#### [Task description]
Find the word "Nieuwe" in the data, then copy each line where it is found.
- Opening Delimiter -
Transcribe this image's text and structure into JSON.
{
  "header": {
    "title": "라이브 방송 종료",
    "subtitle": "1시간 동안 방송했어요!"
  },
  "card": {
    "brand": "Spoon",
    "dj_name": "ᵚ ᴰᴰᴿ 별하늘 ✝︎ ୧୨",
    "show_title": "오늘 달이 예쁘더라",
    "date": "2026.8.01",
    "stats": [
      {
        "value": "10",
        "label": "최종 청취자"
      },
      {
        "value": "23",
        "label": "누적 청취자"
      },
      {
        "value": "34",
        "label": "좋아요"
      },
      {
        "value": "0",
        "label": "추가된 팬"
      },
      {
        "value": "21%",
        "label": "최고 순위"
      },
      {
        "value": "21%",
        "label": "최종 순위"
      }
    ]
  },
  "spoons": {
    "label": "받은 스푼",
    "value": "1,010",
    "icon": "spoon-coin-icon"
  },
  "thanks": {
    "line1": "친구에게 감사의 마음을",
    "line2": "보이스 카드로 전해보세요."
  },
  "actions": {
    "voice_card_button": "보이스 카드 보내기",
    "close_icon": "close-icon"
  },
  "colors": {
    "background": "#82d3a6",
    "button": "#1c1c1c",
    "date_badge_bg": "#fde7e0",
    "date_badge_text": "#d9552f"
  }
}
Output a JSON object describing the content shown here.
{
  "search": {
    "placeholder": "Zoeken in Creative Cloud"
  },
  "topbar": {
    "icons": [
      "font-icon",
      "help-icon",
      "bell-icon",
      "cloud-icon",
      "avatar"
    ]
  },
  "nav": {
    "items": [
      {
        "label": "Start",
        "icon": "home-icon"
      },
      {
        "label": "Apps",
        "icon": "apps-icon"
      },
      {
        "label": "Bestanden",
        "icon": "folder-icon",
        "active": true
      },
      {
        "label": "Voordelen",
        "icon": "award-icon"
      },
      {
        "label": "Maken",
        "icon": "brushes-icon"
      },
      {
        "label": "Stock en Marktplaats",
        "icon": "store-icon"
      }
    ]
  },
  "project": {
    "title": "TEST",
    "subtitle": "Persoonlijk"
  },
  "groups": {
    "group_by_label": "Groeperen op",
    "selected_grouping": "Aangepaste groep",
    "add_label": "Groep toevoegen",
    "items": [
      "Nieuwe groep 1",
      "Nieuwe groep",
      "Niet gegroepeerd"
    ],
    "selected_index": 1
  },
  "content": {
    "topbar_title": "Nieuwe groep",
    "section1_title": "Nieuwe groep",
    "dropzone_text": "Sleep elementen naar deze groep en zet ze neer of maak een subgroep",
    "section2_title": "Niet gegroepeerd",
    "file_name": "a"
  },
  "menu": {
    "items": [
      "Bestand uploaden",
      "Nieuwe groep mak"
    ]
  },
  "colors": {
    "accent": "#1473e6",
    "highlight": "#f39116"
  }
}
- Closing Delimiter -
#### [Output of the exercise]
      "Nieuwe groep 1",
      "Nieuwe groep",
    "topbar_title": "Nieuwe groep",
    "section1_title": "Nieuwe groep",
      "Nieuwe groep mak"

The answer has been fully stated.